== What you have to do ==
The answer must consist of every line from the entries below that contains the word "title".

Items from an interface collection:
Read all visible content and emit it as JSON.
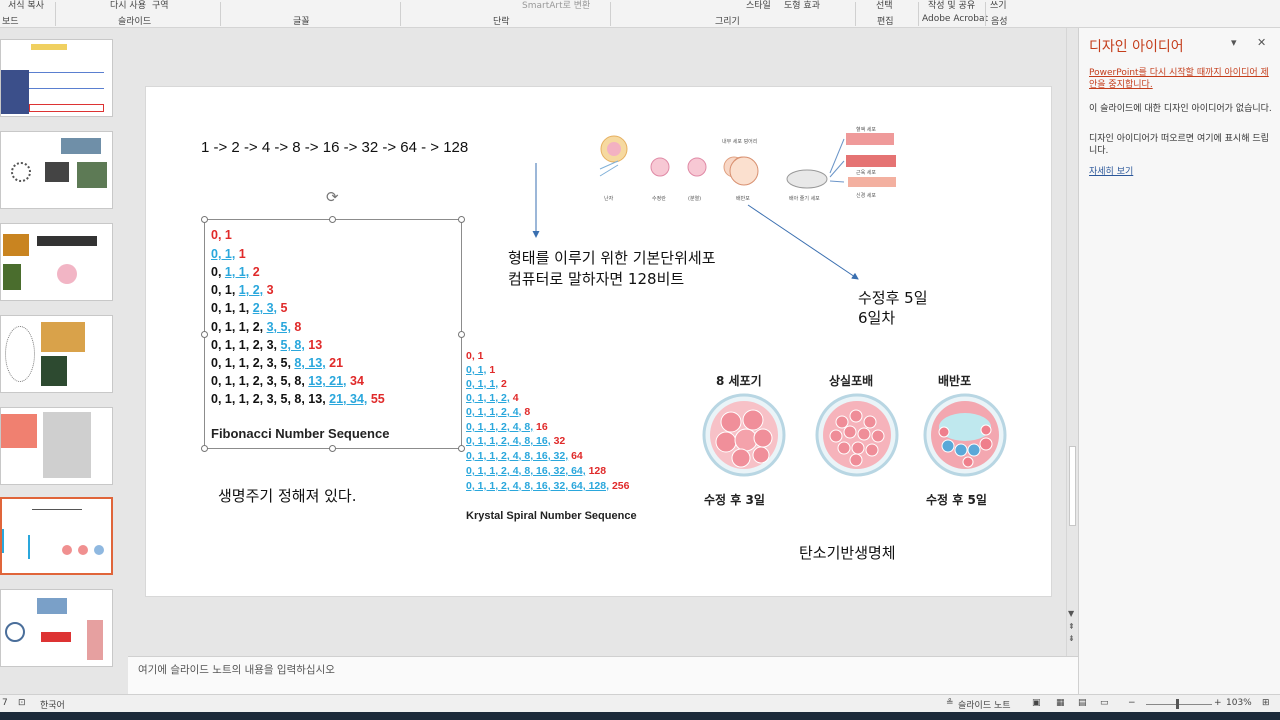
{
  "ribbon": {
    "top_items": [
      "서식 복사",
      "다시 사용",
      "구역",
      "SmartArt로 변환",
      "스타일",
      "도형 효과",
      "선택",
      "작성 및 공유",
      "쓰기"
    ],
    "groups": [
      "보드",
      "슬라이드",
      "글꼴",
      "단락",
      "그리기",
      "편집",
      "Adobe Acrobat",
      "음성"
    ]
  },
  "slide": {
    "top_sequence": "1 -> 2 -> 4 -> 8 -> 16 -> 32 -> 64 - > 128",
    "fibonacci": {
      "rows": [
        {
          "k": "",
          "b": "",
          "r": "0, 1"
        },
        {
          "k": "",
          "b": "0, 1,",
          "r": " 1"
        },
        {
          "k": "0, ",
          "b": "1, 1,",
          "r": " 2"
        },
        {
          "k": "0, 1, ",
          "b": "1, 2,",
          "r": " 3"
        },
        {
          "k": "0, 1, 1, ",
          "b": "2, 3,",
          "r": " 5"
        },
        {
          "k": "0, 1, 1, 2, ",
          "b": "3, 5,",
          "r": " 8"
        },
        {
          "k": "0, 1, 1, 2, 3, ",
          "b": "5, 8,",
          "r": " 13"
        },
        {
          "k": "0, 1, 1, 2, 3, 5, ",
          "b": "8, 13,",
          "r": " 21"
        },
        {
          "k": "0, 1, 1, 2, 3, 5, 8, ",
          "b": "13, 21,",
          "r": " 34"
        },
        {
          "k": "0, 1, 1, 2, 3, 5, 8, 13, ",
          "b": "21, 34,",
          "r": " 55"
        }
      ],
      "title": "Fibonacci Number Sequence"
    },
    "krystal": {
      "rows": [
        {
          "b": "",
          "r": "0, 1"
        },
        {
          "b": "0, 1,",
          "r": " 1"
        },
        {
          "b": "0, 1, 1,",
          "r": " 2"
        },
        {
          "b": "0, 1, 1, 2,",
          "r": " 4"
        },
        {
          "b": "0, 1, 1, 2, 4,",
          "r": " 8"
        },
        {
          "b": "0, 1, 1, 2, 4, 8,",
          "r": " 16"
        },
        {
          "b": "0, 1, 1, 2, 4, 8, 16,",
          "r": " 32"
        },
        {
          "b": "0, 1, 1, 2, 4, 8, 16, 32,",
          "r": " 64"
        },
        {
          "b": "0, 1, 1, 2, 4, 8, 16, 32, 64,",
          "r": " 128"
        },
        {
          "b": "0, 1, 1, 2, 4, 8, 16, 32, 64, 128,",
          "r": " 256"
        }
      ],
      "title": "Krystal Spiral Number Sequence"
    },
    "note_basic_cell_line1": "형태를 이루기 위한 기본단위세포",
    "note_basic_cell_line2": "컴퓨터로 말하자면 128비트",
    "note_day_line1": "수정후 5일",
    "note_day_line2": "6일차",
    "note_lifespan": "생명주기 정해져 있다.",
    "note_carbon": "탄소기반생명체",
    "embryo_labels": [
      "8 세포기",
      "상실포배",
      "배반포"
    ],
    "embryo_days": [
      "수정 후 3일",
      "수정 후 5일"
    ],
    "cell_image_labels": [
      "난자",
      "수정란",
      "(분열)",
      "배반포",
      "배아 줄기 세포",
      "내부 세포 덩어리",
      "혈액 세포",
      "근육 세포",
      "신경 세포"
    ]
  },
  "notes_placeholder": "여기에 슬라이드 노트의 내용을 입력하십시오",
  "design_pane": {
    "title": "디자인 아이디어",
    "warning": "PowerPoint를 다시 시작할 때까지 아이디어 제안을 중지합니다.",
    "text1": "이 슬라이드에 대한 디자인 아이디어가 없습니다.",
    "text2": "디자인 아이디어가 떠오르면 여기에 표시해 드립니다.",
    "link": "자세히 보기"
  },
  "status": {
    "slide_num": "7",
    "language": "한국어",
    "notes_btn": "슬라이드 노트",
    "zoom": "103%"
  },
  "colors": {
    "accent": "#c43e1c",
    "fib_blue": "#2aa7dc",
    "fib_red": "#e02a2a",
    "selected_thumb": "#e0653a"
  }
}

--

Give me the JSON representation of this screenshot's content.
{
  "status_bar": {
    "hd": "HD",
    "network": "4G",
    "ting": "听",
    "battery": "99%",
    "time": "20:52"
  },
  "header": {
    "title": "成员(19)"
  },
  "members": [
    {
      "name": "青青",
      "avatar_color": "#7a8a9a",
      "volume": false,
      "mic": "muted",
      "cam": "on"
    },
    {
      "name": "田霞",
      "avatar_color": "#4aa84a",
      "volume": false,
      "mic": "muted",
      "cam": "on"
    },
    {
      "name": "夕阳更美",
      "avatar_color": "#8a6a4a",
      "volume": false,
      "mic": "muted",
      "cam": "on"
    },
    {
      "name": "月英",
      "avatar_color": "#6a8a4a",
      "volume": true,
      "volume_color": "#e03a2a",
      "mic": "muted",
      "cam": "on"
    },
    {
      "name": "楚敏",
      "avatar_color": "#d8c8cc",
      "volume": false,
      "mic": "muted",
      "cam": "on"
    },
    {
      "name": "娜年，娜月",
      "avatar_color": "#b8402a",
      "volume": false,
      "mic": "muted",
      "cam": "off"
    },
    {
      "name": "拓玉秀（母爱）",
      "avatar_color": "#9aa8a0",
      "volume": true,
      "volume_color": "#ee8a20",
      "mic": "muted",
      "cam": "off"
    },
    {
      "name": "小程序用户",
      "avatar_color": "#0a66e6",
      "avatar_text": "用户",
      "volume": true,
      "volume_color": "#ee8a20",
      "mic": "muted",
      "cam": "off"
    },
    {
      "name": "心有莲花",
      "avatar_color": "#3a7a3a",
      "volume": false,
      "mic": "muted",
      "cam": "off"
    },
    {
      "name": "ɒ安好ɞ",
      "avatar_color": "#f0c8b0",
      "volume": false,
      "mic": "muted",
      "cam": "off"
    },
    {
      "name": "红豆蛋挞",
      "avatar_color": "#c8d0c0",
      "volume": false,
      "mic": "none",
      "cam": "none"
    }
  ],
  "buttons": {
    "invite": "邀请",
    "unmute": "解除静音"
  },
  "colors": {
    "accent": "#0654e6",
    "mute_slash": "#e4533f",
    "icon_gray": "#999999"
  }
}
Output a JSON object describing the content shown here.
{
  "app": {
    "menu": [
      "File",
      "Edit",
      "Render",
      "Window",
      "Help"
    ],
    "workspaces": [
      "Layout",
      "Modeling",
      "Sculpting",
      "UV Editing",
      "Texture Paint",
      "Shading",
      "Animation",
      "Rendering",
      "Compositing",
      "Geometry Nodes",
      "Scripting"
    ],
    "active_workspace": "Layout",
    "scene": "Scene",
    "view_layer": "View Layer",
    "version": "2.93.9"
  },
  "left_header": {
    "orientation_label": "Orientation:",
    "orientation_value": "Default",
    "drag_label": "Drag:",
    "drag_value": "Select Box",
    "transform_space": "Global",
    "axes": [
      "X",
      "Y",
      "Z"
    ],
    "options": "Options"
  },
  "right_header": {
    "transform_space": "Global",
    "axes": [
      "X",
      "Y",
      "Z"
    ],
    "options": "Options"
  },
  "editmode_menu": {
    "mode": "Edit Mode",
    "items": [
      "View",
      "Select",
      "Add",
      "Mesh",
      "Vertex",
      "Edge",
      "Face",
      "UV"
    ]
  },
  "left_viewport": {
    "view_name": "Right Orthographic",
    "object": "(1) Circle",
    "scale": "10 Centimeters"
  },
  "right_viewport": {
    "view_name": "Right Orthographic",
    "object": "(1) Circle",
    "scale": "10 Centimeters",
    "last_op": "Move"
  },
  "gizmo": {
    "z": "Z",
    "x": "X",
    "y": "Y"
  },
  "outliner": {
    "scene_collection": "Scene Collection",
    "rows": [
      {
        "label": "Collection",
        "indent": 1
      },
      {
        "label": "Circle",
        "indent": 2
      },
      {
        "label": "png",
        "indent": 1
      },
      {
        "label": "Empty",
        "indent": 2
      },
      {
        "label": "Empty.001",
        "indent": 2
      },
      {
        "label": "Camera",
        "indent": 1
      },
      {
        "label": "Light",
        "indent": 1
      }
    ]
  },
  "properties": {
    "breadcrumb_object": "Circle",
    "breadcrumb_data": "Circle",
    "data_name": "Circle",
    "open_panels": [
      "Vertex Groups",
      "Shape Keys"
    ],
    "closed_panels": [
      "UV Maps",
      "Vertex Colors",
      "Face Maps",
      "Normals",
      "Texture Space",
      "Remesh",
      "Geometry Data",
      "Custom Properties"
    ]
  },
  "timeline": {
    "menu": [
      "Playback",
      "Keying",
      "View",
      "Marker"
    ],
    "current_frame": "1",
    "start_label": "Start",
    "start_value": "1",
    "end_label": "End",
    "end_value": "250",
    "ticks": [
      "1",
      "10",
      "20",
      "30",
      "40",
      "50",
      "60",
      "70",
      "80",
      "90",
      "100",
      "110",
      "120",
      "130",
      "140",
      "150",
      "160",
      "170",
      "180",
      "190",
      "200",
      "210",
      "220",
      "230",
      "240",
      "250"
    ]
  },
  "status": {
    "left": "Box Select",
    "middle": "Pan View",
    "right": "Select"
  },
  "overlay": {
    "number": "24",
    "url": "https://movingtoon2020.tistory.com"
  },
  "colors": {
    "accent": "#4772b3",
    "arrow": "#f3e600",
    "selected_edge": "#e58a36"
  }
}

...

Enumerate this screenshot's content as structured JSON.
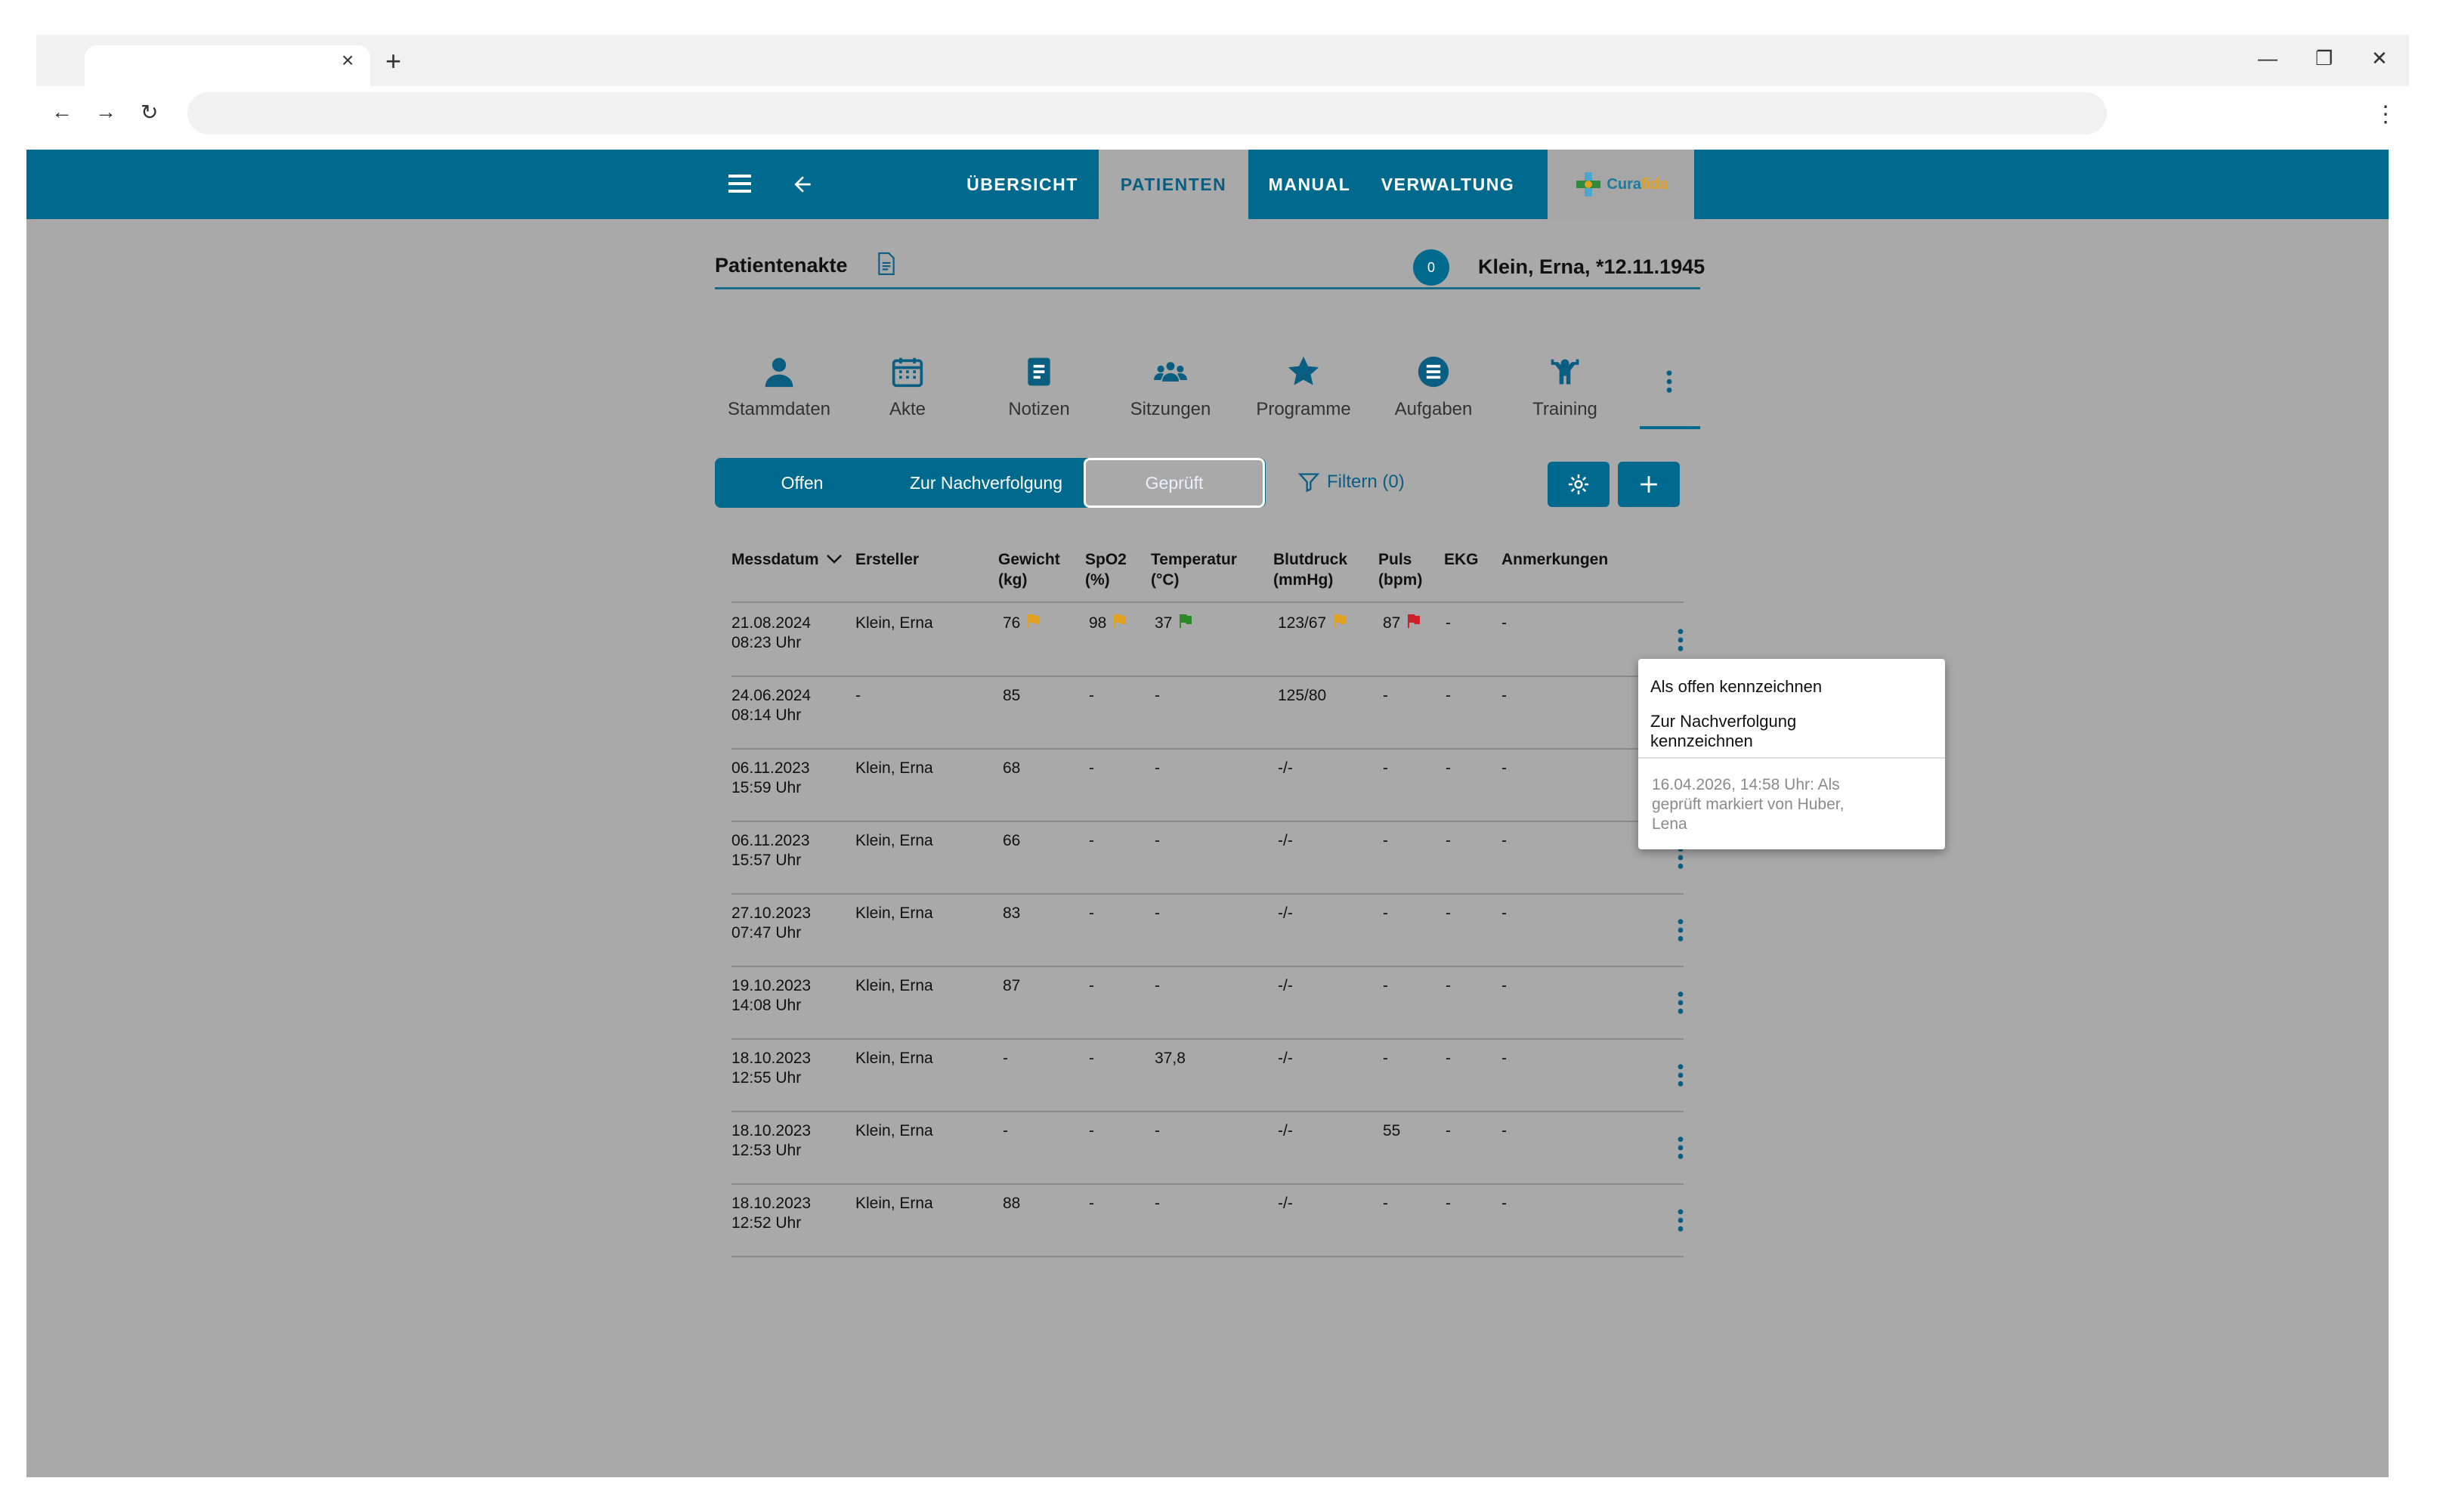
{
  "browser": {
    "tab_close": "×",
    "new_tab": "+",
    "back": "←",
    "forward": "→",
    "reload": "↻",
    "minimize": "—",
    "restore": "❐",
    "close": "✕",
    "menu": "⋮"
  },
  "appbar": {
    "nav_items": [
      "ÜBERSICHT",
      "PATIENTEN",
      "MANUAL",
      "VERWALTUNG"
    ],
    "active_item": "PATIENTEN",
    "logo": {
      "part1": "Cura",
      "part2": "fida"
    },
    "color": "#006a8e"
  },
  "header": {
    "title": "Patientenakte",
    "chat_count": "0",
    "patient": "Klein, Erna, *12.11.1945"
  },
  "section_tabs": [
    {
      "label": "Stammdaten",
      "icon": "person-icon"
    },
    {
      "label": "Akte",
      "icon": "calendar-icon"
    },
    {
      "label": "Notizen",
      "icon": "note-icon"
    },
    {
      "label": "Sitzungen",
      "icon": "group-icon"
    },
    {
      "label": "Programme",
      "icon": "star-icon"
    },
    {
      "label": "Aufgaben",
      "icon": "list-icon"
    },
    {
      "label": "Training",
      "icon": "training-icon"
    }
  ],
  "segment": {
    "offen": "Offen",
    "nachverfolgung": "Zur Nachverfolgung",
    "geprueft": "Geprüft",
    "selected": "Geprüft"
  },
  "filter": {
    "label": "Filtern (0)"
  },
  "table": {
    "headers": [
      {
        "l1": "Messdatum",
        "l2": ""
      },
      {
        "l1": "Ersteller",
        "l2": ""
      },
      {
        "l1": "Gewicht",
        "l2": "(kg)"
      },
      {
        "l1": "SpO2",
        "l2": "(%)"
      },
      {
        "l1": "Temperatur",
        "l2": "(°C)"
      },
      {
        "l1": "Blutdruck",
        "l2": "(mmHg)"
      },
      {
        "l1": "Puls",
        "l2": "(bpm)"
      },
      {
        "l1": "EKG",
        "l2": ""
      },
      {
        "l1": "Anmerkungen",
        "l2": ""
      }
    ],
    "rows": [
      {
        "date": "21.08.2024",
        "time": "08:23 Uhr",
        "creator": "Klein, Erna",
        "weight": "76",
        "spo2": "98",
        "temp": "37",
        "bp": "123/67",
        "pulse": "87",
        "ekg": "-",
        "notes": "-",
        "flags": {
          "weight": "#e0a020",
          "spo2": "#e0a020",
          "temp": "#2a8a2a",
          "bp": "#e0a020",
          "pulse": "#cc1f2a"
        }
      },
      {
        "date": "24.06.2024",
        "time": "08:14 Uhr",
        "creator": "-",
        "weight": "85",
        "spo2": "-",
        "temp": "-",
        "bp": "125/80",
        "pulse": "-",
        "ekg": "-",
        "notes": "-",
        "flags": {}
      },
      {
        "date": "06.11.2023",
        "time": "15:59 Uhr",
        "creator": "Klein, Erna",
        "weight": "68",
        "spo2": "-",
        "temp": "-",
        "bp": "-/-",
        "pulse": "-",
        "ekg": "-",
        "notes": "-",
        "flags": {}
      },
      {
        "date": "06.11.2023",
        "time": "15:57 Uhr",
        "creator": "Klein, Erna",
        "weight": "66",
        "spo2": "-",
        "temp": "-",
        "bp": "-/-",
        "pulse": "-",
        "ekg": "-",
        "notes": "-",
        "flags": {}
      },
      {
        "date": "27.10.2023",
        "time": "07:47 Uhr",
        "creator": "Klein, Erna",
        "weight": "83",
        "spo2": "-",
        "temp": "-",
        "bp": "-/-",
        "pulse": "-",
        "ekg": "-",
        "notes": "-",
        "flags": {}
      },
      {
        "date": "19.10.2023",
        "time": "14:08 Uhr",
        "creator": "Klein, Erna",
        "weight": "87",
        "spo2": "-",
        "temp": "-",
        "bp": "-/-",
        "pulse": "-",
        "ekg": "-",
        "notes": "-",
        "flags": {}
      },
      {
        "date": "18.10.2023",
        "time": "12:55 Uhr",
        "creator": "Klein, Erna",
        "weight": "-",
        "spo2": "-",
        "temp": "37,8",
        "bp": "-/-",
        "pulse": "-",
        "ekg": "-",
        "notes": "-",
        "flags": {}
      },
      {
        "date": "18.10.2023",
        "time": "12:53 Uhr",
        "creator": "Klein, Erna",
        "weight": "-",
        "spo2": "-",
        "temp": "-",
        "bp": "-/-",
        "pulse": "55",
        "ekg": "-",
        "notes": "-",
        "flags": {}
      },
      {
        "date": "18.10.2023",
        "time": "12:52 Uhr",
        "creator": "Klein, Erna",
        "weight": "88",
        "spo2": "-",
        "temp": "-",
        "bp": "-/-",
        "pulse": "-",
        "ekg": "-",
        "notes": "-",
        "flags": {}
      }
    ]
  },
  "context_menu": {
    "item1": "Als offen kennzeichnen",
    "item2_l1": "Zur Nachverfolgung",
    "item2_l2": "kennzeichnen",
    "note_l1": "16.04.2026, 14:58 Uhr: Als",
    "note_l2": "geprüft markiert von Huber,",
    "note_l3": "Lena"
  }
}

== Output for this task ==
      "title": "Fibonacci Number Sequence"
      "title": "Krystal Spiral Number Sequence"
    "title": "디자인 아이디어",
    "title": "成员(19)"
    "title": "Patientenakte",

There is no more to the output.